- Antioxidants: Boost the chicken’s immune system, protect cell membranes, prevent neuro-inflammation, and increase blood flow.
- Vitamins C, K: Help with the absorption of iron, immune system, wound healing, healthy cartilage, and bone mineralization. Not enough vitamin K could be fatal to chickens since it affects blood coagulation.
- Potassium: Helps boost muscle development, fluid balance, and nerve signals.
- Folic Acid: Increases egg production.
- Phosphorous: Helps in egg development and it’s necessary for your chicken to metabolize calcium.
- Fiber: Keeps chickens full and is good for their digestive health.
- Manganese: Helps in growth and bone development. It also improves eggshell quality.
How Often Should Chickens Eat Raw Eggplant?
Eggplants, along with other fruit and vegetables, should be given to chickens as treats. They shouldn’t constitute more than about 10-20% of a chicken’s daily diet.
Since it’s specially formulated to fulfill all their nutritional needs, a quality chicken feed mix containing protein, grains, and seeds should make up between 80-90% of chickens’ food intake. If possible, try to avoid other bird feeds, as they won’t be specialized for chickens and have the right amount of each ingredient. For example, although chickens can eat game bird feed, it contains too much protein for what their diet requires.

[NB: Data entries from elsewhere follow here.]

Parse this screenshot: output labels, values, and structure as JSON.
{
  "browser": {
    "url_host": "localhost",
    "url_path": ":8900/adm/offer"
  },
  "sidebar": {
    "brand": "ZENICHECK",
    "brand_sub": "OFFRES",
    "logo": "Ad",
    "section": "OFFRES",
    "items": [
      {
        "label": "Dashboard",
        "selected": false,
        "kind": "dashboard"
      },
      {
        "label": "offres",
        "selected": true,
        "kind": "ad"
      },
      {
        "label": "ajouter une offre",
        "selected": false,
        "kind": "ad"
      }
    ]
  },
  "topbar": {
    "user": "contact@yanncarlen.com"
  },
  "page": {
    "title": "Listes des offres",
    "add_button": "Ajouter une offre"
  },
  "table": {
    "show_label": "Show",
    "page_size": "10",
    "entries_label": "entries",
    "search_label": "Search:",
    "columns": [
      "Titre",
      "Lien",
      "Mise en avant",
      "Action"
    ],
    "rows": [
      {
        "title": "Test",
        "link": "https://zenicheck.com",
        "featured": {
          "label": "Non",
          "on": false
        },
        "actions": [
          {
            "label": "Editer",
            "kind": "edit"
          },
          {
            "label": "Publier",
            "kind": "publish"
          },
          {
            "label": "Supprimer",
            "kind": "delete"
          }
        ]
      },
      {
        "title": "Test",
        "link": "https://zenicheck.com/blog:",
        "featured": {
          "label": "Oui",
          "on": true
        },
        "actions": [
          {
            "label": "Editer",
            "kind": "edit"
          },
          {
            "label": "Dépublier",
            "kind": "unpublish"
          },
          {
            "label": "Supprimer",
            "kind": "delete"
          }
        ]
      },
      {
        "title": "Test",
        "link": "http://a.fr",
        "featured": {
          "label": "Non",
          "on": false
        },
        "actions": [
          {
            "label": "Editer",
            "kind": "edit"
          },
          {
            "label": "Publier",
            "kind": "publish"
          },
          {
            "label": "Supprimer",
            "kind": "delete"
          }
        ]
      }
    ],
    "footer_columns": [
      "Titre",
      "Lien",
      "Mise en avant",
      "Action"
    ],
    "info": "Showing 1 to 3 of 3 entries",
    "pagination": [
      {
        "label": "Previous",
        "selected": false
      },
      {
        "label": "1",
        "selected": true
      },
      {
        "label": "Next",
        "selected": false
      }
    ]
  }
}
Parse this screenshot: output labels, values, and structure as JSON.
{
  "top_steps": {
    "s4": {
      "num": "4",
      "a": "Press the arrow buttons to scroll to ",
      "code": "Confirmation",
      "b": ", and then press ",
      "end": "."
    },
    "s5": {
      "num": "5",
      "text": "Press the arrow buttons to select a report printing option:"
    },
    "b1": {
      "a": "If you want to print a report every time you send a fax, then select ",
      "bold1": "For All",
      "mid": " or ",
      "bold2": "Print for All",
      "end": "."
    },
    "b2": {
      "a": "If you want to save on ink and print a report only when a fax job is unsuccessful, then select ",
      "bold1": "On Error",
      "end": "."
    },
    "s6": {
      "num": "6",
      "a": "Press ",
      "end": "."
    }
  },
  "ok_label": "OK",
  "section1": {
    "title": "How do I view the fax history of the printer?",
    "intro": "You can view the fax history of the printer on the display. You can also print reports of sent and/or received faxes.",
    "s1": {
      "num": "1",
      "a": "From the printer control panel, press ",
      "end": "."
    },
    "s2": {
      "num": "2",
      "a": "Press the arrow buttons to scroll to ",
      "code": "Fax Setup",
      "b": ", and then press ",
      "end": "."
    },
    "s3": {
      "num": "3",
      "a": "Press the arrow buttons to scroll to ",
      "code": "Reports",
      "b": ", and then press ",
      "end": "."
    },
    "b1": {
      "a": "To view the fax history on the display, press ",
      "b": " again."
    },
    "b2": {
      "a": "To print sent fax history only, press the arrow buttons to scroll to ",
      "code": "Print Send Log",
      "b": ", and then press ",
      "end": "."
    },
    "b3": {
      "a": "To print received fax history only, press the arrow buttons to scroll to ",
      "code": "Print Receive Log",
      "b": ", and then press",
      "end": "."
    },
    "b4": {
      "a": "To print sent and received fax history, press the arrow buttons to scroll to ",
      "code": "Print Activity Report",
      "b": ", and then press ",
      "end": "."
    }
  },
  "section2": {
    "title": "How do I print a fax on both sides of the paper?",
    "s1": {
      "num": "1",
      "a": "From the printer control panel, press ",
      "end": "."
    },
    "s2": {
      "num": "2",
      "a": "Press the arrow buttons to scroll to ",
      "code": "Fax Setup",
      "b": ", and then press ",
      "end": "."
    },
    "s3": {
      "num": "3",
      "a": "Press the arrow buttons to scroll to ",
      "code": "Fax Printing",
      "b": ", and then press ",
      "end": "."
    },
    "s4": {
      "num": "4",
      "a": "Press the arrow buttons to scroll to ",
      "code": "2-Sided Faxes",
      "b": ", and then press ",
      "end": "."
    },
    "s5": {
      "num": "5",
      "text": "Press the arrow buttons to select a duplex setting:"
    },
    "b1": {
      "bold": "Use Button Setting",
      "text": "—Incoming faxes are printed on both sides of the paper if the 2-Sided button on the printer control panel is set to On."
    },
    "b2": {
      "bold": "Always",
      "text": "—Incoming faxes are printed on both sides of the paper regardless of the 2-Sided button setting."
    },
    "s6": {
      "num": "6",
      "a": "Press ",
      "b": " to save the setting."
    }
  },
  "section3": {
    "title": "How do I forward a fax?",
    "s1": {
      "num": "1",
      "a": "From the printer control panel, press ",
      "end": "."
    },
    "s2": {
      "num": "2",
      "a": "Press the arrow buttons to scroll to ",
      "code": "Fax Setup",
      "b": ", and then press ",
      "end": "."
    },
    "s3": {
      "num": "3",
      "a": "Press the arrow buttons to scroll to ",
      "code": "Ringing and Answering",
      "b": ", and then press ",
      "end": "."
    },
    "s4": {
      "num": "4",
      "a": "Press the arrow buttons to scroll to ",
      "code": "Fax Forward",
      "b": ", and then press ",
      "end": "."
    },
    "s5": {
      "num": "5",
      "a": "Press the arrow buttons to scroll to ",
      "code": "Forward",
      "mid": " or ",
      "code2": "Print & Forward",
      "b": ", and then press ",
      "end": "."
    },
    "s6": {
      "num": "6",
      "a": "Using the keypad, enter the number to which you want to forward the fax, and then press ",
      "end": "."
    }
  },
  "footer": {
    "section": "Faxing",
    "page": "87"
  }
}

If you want to stick to a more balanced approach, you can cut your raw eggplant into cubes and mix it with other vegetables. For example, you can feed your chickens beets, sweet potatoes, carrot, or other fruit and vegetables all together and feed it to your chooks as a treat a couple of times a week! You can even add seeds in the mix for an added nutrient boost, like flax seeds for chickens, sunflower seeds, or even poppy seeds.
You can also feed your chicken a whole eggplant. Halve a raw eggplant and serve it facing upwards, or hang it so that your chickens can nibble at it. You can also feed chickens steamed or cooked eggplant too.
Although eggplant is full of nutrients, it doesn’t contain enough calcium for a chicken’s needs. If they eat too much eggplant, like every day for example, your chickens will be too full to forage or eat their feed, which could result in weight loss and declining health. Their egg production will also fall if they’re not getting enough calcium.
Considerations When Feeding Raw Eggplant to Your Chickens
Always remove the stem, leaves, and calyx (the protective green whorl) of the eggplant before serving to your chickens, since those green parts contain a high level of alkaloids, known as solanine. Although chickens are wonderful at telling what’s good for them and what’s dangerous, at these high levels, the stem and leaves can actually be toxic to your chickens even if consumed in low amounts.
If you do grow eggplants in your garden it’s always best to keep your chickens away from them. Simply cover your crop with material or separate them in a glasshouse or fruit and vegetable garden away from curious chooks!
If you are feeding your chickens store-bought eggplants, always wash them to get rid of any pesticide residue that may still be present.
In a Nutshell
So, can chickens eat raw eggplant? Yes, so long as you remove the stem, leaves, and calyx of the eggplant, as these can be toxic if consumed in high doses. If you do, your chickens will enjoy a delicious treat packed with nutrients that can boost your chicken’s health and productivity.
Just like any fruit or vegetable, always feed your chickens in moderation to ensure they have a balanced diet for their health, wellbeing, and egg production.